Last year, the state had 77 reported cases of West Nile virus, according to Indiana Department of Homeland Security spokesman Ken Deverson. Lake County had seven cases and Porter County reported four cases.
West Nile virus is found in birds, and house mosquitoes become disease vectors by biting the birds. As more West Nile virus-infected mosquitoes breed, they start biting humans. The virus can cause a variety of symptoms from headache, fever and vomiting to encephalitis and meningitis.
Doffin said the cooler temperatures may have helped lower the incidence so far, but the weather is starting to get hotter and drier.
“A lot of it has to do with the temperature,” Doffin said. “House mosquitoes can breed by artificial containers holding water, such as a malfunctioning septic tank, and typically near high organic matter.”
Doffin said homeowners should clean up items that might be serving as mosquito breeding grounds, including old tires without rims, unused flower pots, water cans, clogged gutters and even fishbowls.
Tick season has been pretty tough on dogs and cats so far this summer.
Dr. Tracy Cooley said he’s seen an average of four dogs with cases of ticks every year for the past five years.
“About 20 years ago, it was a big deal to see a dog with ticks, but people tell me about pulling ticks off their dogs pretty often,” said Cooley, who said reports of ticks on people aren’t uncommon either.
The Lake County Health Department has two reported cases of Lyme disease in 2013. Lyme disease, which is transmitted by deer ticks, can cause fever, fatigue and rash, and the infection can spread to joints, the heart and nervous system if left untreated.
“Flea season doesn’t start up until the middle of the summer, but tick season starts when we get the first one or two days with temperatures over 50 degrees, which can be as early as March,” he said.

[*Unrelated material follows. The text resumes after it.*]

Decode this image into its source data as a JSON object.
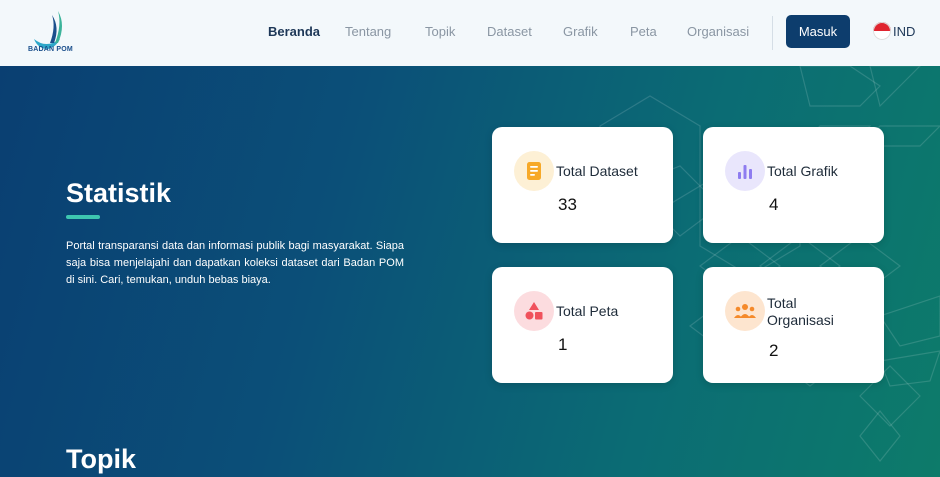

Veterinarians recommend pet owners use a good flea and tick preventer like Frontline or Advantix for the season.
“There’s been an explosion of topical flea products at stores, but I’ve seen two dogs covered in ticks who used these products,” Cooley said. “A lot of them aren’t as good.”